6. Diffusing domestics

Domestic 1

At Christmas, we spend more time together meaning perhaps that families can get fed up with each other, we are regularly called to deal with domestic incidents. These could range from an argument over a Christmas present that has got out of hand to something more serious.

7. Delivering bad news

Bad News 1

One of the worst jobs for us on Christmas Day is delivering bad news. Knocking on someone’s door to tell them their loved one has died is awful on any day, but especially on December 25th.

8. Delivering good news

Good News 1

Thankfully our job isn’t all doom and gloom. We also get the chance to give good news – this might be a lost loved one being found, a stolen item recovered or we’ve caught the person who committed a crime against them.

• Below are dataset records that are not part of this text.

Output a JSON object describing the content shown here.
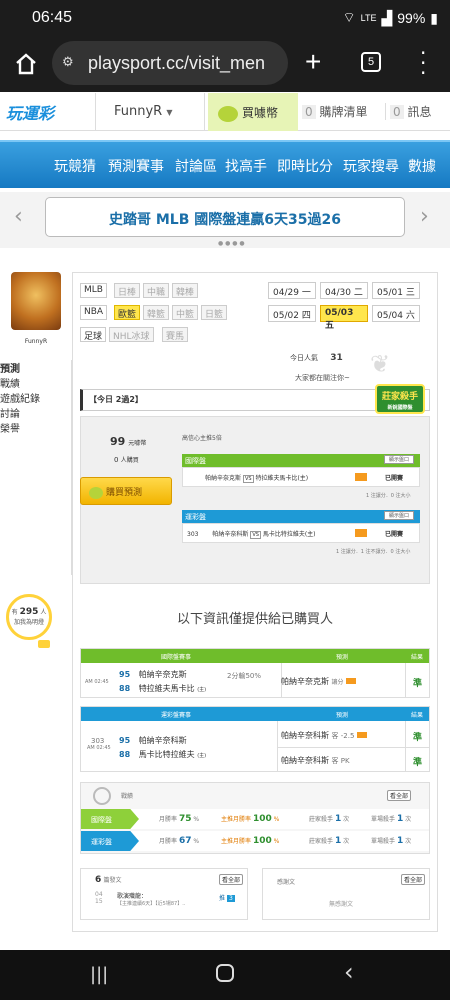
{
  "status": {
    "time": "06:45",
    "signal": "LTE",
    "battery": "99%"
  },
  "browser": {
    "url": "playsport.cc/visit_men",
    "tabs": "5"
  },
  "header": {
    "logo": "玩運彩",
    "user": "FunnyR",
    "buy": "買噱幣",
    "cart_count": "0",
    "cart": "購牌清單",
    "msg_count": "0",
    "msg": "訊息"
  },
  "nav": [
    "玩競猜",
    "預測賽事",
    "討論區",
    "找高手",
    "即時比分",
    "玩家搜尋",
    "數據"
  ],
  "banner": "史踏哥 MLB 國際盤連贏6天35過26",
  "profile": {
    "name": "FunnyR",
    "stat_pre": "有",
    "stat_num": "295",
    "stat_post": "人",
    "stat_line2": "加我為明燈"
  },
  "side": [
    "預測",
    "戰績",
    "遊戲紀錄",
    "討論",
    "榮譽"
  ],
  "leagues": [
    "MLB",
    "日棒",
    "中職",
    "韓棒",
    "NBA",
    "歐籃",
    "韓籃",
    "中籃",
    "日籃",
    "足球",
    "NHL冰球",
    "賽馬"
  ],
  "dates": [
    [
      "04/29",
      "一"
    ],
    [
      "04/30",
      "二"
    ],
    [
      "05/01",
      "三"
    ],
    [
      "05/02",
      "四"
    ],
    [
      "05/03",
      "五"
    ],
    [
      "05/04",
      "六"
    ]
  ],
  "popular": {
    "label": "今日人氣",
    "value": "31",
    "sub": "大家都在關注你~"
  },
  "today": "【今日 2過2】",
  "badge": {
    "title": "莊家殺手",
    "sub": "新銳國際盤"
  },
  "price": {
    "num": "99",
    "unit": "元噱幣",
    "buyers": "0",
    "buyers_unit": "人購買",
    "buy_btn": "購買預測"
  },
  "predicts": {
    "note": "高信心主推5倍",
    "intl": "國際盤",
    "intl_show": "顯示盤口",
    "game1_home": "帕納辛奈克斯",
    "vs": "VS",
    "game1_away": "特拉維夫馬卡比(主)",
    "bought": "已開賽",
    "intl_sum": "1 注讓分．0 注大小",
    "bet": "運彩盤",
    "bet_show": "顯示盤口",
    "game2_no": "303",
    "game2_home": "帕納辛奈科斯",
    "game2_away": "馬卡比特拉維夫(主)",
    "bet_sum": "1 注讓分．1 注不讓分．0 注大小"
  },
  "notice": "以下資訊僅提供給已購買人",
  "intl_table": {
    "h1": "國際盤賽事",
    "h2": "預測",
    "h3": "結果",
    "time": "AM 02:45",
    "n1": "95",
    "t1": "帕納辛奈克斯",
    "n2": "88",
    "t2": "特拉維夫馬卡比",
    "home": "(主)",
    "line": "2分輸50%",
    "pick": "帕納辛奈克斯",
    "pick_type": "讓分",
    "result": "準"
  },
  "bet_table": {
    "h1": "運彩盤賽事",
    "h2": "預測",
    "h3": "結果",
    "no": "303",
    "time": "AM 02:45",
    "n1": "95",
    "t1": "帕納辛奈科斯",
    "n2": "88",
    "t2": "馬卡比特拉維夫",
    "home": "(主)",
    "pick1": "帕納辛奈科斯",
    "pick1_type": "客 -2.5",
    "res1": "準",
    "pick2": "帕納辛奈科斯",
    "pick2_type": "客 PK",
    "res2": "準"
  },
  "record": {
    "title": "戰績",
    "more": "看全部",
    "r1": {
      "name": "國際盤",
      "k1": "月勝率",
      "v1": "75",
      "k2": "主推月勝率",
      "v2": "100",
      "k3": "莊家殺手",
      "v3": "1",
      "k4": "單場殺手",
      "v4": "1",
      "pct": "%",
      "times": "次"
    },
    "r2": {
      "name": "運彩盤",
      "k1": "月勝率",
      "v1": "67",
      "k2": "主推月勝率",
      "v2": "100",
      "k3": "莊家殺手",
      "v3": "1",
      "k4": "單場殺手",
      "v4": "1",
      "pct": "%",
      "times": "次"
    }
  },
  "posts": {
    "count": "6",
    "label": "篇發文",
    "more": "看全部",
    "date1": "04",
    "date2": "15",
    "title": "歌演殲龍：",
    "sub": "【主推連續6天】【近5場87】..",
    "reply": "推",
    "reply_n": "3"
  },
  "reply": {
    "label": "感謝文",
    "more": "看全部",
    "empty": "無感謝文"
  },
  "colors": {
    "nav": "#1679c2",
    "green": "#6fbd2b",
    "blue": "#1e9ad6",
    "highlight": "#ffe64d"
  }
}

9. Managing road accidents

Road Accidents 1

As everyone rushes from A to B over Christmas, this can also result in more accidents on our roads. We are always on hand to help those who have been unfortunate enough to be in a prang or serious collision.

10. Going to meetings – yes, we even have meetings on Christmas Day!

Meetings 1

The world of policing doesn’t stop on December 25, so all of our top brass still get together to make sure police teams are aware of the priorities of the day. This can include looking out for vulnerable people, locating wanted suspects and dealing with serious incidents that happened overnight.

11. Looking through bins – it’s a dirty job but someone’s got to do it

Bin 1

Some of us are lucky enough to have the chance to search through bins, drains and piles of yucky stuff in the search for clues in an investigation. The smallest nugget of information can be enough to make or break a case.

12. Spreading some Christmas cheer

Christmas Cheer 1

Whether this is with our overnight guests in custody, those who have been affected by a crime or quite simply the public enjoying the festivities, it is always our aim to spread some Christmas cheer at the same time as doing our jobs. We can be quite a jolly bunch despite what some people may think!

13. Seeing our loved ones after a busy shift

Family Support 1

When joining the police, we knew it would mean working shifts and time away from our friends and family. Their support for the job we do (and their deliveries of festive treats while we are on shift) gets us through and makes it worthwhile.